Tim Mitchell's Sedition and Alchemy
Sedition and Alchemy: A Biography of John Cale.|
Peter Owen Publishers, 2003.
238 pages, $29.95 (paperback).
As one of the founding members of The Velvet Underground, a successful record producer, and a consistently daring solo artist, John Cale is a musician deserving of real attention. His VU counterpart, Lou Reed, has been the subject of several biographies, so it seems only fair that Cale finally receive the paper treatment.
Cale's is a life not easily distilled, but that isn't the only challenge facing his biographer. First, there's the trouble of maintaining interest in a subject who, though undeniably important to the history of rock, lacks the pop cachet of eminently bio-friendly figures like Kurt Cobain, Elvis—even Lou Reed. And in this case, there was that extra pressure on every biographer who knows his subject might never see another treatment.

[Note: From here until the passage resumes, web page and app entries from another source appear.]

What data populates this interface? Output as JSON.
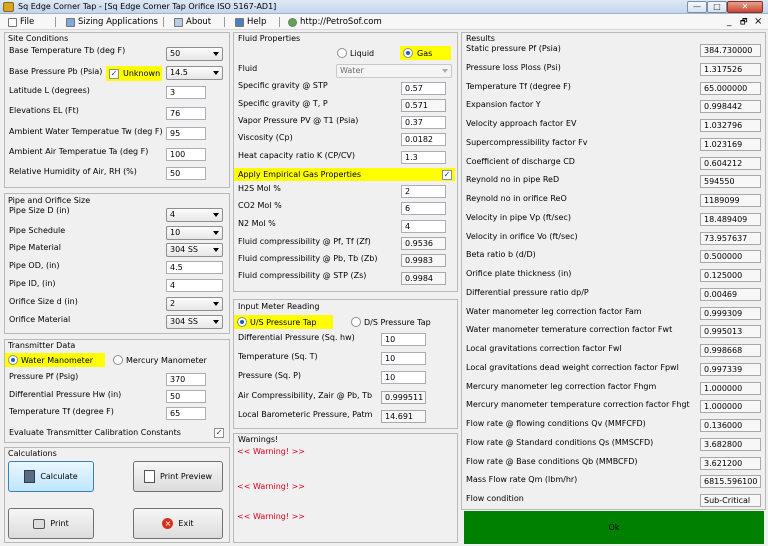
{
  "window": {
    "title": "Sq Edge Corner Tap - [Sq Edge Corner Tap Orifice ISO 5167-AD1]",
    "minimize": "—",
    "maximize": "□",
    "close": "✕"
  },
  "menu": {
    "file": "File",
    "sizing": "Sizing Applications",
    "about": "About",
    "help": "Help",
    "url": "http://PetroSof.com",
    "min": "_",
    "restore": "🗗",
    "close": "×"
  },
  "site": {
    "title": "Site Conditions",
    "base_temp_label": "Base Temperature Tb (deg F)",
    "base_temp": "50",
    "base_press_label": "Base Pressure Pb (Psia)",
    "unknown": "Unknown",
    "base_press": "14.5",
    "lat_label": "Latitude L (degrees)",
    "lat": "3",
    "elev_label": "Elevations EL (Ft)",
    "elev": "76",
    "water_temp_label": "Ambient Water Temperatue Tw (deg F)",
    "water_temp": "95",
    "air_temp_label": "Ambient Air Temperatue Ta (deg F)",
    "air_temp": "100",
    "humid_label": "Relative Humidity of Air, RH (%)",
    "humid": "50"
  },
  "pipe": {
    "title": "Pipe and Orifice Size",
    "size_label": "Pipe Size D (in)",
    "size": "4",
    "sched_label": "Pipe Schedule",
    "sched": "10",
    "mat_label": "Pipe Material",
    "mat": "304 SS",
    "od_label": "Pipe OD, (in)",
    "od": "4.5",
    "id_label": "Pipe ID, (in)",
    "id": "4",
    "orif_label": "Orifice Size d (in)",
    "orif": "2",
    "orif_mat_label": "Orifice Material",
    "orif_mat": "304 SS"
  },
  "trans": {
    "title": "Transmitter Data",
    "water": "Water Manometer",
    "mercury": "Mercury Manometer",
    "pf_label": "Pressure Pf (Psig)",
    "pf": "370",
    "hw_label": "Differential Pressure Hw (in)",
    "hw": "50",
    "tf_label": "Temperature Tf (degree F)",
    "tf": "65",
    "eval_label": "Evaluate Transmitter Calibration Constants"
  },
  "calc": {
    "title": "Calculations",
    "calculate": "Calculate",
    "print_preview": "Print Preview",
    "print": "Print",
    "exit": "Exit"
  },
  "fluid": {
    "title": "Fluid Properties",
    "liquid": "Liquid",
    "gas": "Gas",
    "fluid_label": "Fluid",
    "fluid": "Water",
    "sg_std_label": "Specific gravity @ STP",
    "sg_std": "0.57",
    "sg_tp_label": "Specific gravity @ T, P",
    "sg_tp": "0.571",
    "pv_label": "Vapor Pressure PV @ T1 (Psia)",
    "pv": "0.37",
    "visc_label": "Viscosity (Cp)",
    "visc": "0.0182",
    "k_label": "Heat capacity ratio K (CP/CV)",
    "k": "1.3",
    "emp_label": "Apply Empirical Gas Properties",
    "h2s_label": "H2S Mol %",
    "h2s": "2",
    "co2_label": "CO2 Mol %",
    "co2": "6",
    "n2_label": "N2 Mol %",
    "n2": "4",
    "zf_label": "Fluid compressibility @ Pf, Tf (Zf)",
    "zf": "0.9536",
    "zb_label": "Fluid compressibility @ Pb, Tb (Zb)",
    "zb": "0.9983",
    "zs_label": "Fluid compressibility @ STP (Zs)",
    "zs": "0.9984"
  },
  "meter": {
    "title": "Input Meter Reading",
    "us": "U/S Pressure Tap",
    "ds": "D/S Pressure Tap",
    "dp_label": "Differential Pressure (Sq. hw)",
    "dp": "10",
    "t_label": "Temperature (Sq. T)",
    "t": "10",
    "p_label": "Pressure (Sq. P)",
    "p": "10",
    "zair_label": "Air Compressibility, Zair @ Pb, Tb",
    "zair": "0.999511",
    "patm_label": "Local Barometeric Pressure, Patm",
    "patm": "14.691"
  },
  "warnings": {
    "title": "Warnings!",
    "w1": "<< Warning! >>",
    "w2": "<< Warning! >>",
    "w3": "<< Warning! >>"
  },
  "results": {
    "title": "Results",
    "ok": "Ok",
    "items": [
      {
        "label": "Static pressure Pf (Psia)",
        "value": "384.730000"
      },
      {
        "label": "Pressure loss Ploss (Psi)",
        "value": "1.317526"
      },
      {
        "label": "Temperature Tf (degree F)",
        "value": "65.000000"
      },
      {
        "label": "Expansion factor Y",
        "value": "0.998442"
      },
      {
        "label": "Velocity approach factor EV",
        "value": "1.032796"
      },
      {
        "label": "Supercompressibility factor Fv",
        "value": "1.023169"
      },
      {
        "label": "Coefficient of discharge CD",
        "value": "0.604212"
      },
      {
        "label": "Reynold no in pipe ReD",
        "value": "594550"
      },
      {
        "label": "Reynold no in orifice ReO",
        "value": "1189099"
      },
      {
        "label": "Velocity in pipe Vp (ft/sec)",
        "value": "18.489409"
      },
      {
        "label": "Velocity in orifice Vo (ft/sec)",
        "value": "73.957637"
      },
      {
        "label": "Beta ratio b (d/D)",
        "value": "0.500000"
      },
      {
        "label": "Orifice plate thickness (in)",
        "value": "0.125000"
      },
      {
        "label": "Differential pressure ratio dp/P",
        "value": "0.00469"
      },
      {
        "label": "Water manometer leg correction factor Fam",
        "value": "0.999309"
      },
      {
        "label": "Water manometer temerature correction factor Fwt",
        "value": "0.995013"
      },
      {
        "label": "Local gravitations correction factor Fwl",
        "value": "0.998668"
      },
      {
        "label": "Local gravitations dead weight correction factor Fpwl",
        "value": "0.997339"
      },
      {
        "label": "Mercury manometer leg correction factor Fhgm",
        "value": "1.000000"
      },
      {
        "label": "Mercury manometer temperature correction factor Fhgt",
        "value": "1.000000"
      },
      {
        "label": "Flow rate @ flowing conditions Qv (MMFCFD)",
        "value": "0.136000"
      },
      {
        "label": "Flow rate @ Standard conditions Qs (MMSCFD)",
        "value": "3.682800"
      },
      {
        "label": "Flow rate @ Base conditions Qb (MMBCFD)",
        "value": "3.621200"
      },
      {
        "label": "Mass Flow rate Qm (lbm/hr)",
        "value": "6815.596100"
      },
      {
        "label": "Flow condition",
        "value": "Sub-Critical"
      }
    ]
  }
}
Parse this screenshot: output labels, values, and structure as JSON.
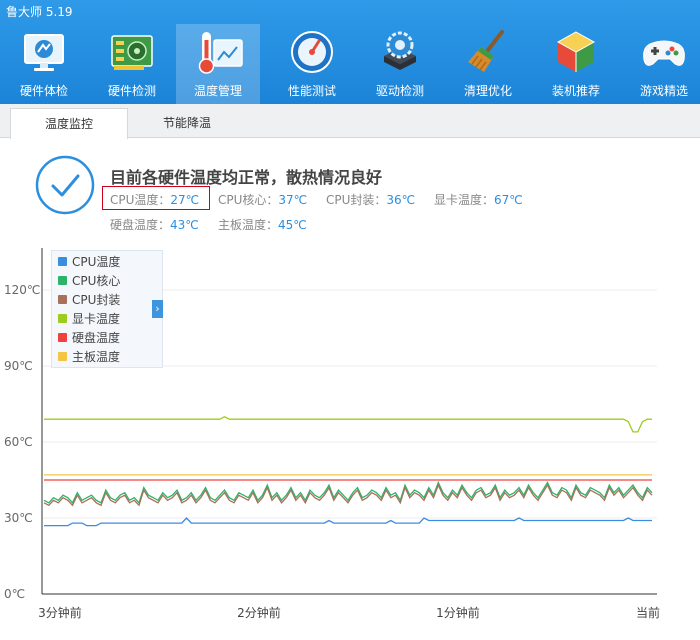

Tim Mitchell does a fine job mapping the circuitous route Cale traveled from classical musician to rocker. Aaron Copland, Iannis Xenakis, and La Monte Young all played a personal role in his musical development, and Mitchell skillfully traces how that training influenced Cale's subsequent work. Cale is a musician who travels freely between the high and low, across a normally closed border guarded by the worst kind of culture police. This is the meat of Cale's story, and Mitchell keeps his teeth in it.
But despite its fascinating subject, Sedition and Alchemy has a difficult time sustaining the energy necessary to keep readers engaged. The biography presents a wealth of detail about Cale's life, but his personality somehow gets lost in the mix. It's a shame given the seeming ease in which Mitchell profiles the eccentric members of Cale's motley posse (Warhol, Reed, Nico, Eno). Cynics might be quick to identify here the potential for self-censorship whenever biography is produced "in full cooperation" with the subject.
No doubt possessed by free-associative spirit of Surrealists and inspired by the indeterminacy of John Cage (both significant influences on Cale), Mitchell punctuates the text with random facts, figures, and quotes. For instance, immediately before Mitchell describes Cale's engagement to his first wife, the fashion designer Betsey Johnson, the following appears in bold: "On March 9, 1902 Gustav Mahler married Alma Schindler." Other asides resonate even more faintly. A sentence in bold type about Pablo Cabral sailing with his fleet to India in 1500 had at least this reader scratching his head. Some might applaud Mitchell for his willingness to stretch the biographical form. Other readers will find that instead of providing real insight into Cale's life, Mitchell's post-modern, intertextual detours too often read like the circumstantial products of a Google search.
Every music bio should inspire the reader to pull out old records and re-examine them. This one had me reaching for Academy in Peril and Sabotage/Live. And even with its significant flaws, Sedition and Alchemy: A Biography of John Cale happens to be the only comprehensive resource on this gifted and influential artist available. Hardly a ringing endorsement, but it should be enough for die-hard Cale fans, and those of us who insist on dancing about architecture.